**What to produce**.
Set down every entry below exactly as it stands.

[Component data from apps and pages]
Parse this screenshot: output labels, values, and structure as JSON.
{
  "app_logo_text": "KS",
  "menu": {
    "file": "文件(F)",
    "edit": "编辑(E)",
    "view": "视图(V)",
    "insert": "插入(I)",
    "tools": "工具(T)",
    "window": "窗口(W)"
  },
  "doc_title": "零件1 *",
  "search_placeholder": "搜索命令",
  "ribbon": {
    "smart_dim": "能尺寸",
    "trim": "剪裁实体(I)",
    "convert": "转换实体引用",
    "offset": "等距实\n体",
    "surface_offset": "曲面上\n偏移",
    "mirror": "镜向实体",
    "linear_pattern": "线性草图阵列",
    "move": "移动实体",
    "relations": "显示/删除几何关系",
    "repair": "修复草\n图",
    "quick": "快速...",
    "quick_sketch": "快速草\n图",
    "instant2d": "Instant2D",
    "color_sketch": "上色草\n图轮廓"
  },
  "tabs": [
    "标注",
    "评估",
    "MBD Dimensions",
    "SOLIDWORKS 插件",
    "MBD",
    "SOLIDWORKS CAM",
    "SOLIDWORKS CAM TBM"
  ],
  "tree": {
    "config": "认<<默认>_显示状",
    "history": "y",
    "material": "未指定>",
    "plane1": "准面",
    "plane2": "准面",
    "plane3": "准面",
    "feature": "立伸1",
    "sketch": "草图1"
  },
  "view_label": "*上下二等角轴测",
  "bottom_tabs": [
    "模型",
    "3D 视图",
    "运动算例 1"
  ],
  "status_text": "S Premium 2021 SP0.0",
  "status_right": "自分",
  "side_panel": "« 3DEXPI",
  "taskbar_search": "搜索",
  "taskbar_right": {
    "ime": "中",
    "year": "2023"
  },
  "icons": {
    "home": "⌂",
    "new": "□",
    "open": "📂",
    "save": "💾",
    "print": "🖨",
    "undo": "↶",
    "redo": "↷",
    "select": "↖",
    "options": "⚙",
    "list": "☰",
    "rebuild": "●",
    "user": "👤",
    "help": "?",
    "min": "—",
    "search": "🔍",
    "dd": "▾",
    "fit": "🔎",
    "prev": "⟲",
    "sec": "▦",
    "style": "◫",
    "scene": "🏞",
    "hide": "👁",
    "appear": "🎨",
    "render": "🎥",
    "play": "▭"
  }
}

**Answer to this exercise**.
Parse this screenshot: output labels, values, and structure as JSON.
{
  "app_logo_text": "KS",
  "menu": {
    "file": "文件(F)",
    "edit": "编辑(E)",
    "view": "视图(V)",
    "insert": "插入(I)",
    "tools": "工具(T)",
    "window": "窗口(W)"
  },
  "doc_title": "零件1 *",
  "search_placeholder": "搜索命令",
  "ribbon": {
    "smart_dim": "能尺寸",
    "trim": "剪裁实体(I)",
    "convert": "转换实体引用",
    "offset": "等距实\n体",
    "surface_offset": "曲面上\n偏移",
    "mirror": "镜向实体",
    "linear_pattern": "线性草图阵列",
    "move": "移动实体",
    "relations": "显示/删除几何关系",
    "repair": "修复草\n图",
    "quick": "快速...",
    "quick_sketch": "快速草\n图",
    "instant2d": "Instant2D",
    "color_sketch": "上色草\n图轮廓"
  },
  "tabs": [
    "标注",
    "评估",
    "MBD Dimensions",
    "SOLIDWORKS 插件",
    "MBD",
    "SOLIDWORKS CAM",
    "SOLIDWORKS CAM TBM"
  ],
  "tree": {
    "config": "认<<默认>_显示状",
    "history": "y",
    "material": "未指定>",
    "plane1": "准面",
    "plane2": "准面",
    "plane3": "准面",
    "feature": "立伸1",
    "sketch": "草图1"
  },
  "view_label": "*上下二等角轴测",
  "bottom_tabs": [
    "模型",
    "3D 视图",
    "运动算例 1"
  ],
  "status_text": "S Premium 2021 SP0.0",
  "status_right": "自分",
  "side_panel": "« 3DEXPI",
  "taskbar_search": "搜索",
  "taskbar_right": {
    "ime": "中",
    "year": "2023"
  },
  "icons": {
    "home": "⌂",
    "new": "□",
    "open": "📂",
    "save": "💾",
    "print": "🖨",
    "undo": "↶",
    "redo": "↷",
    "select": "↖",
    "options": "⚙",
    "list": "☰",
    "rebuild": "●",
    "user": "👤",
    "help": "?",
    "min": "—",
    "search": "🔍",
    "dd": "▾",
    "fit": "🔎",
    "prev": "⟲",
    "sec": "▦",
    "style": "◫",
    "scene": "🏞",
    "hide": "👁",
    "appear": "🎨",
    "render": "🎥",
    "play": "▭"
  }
}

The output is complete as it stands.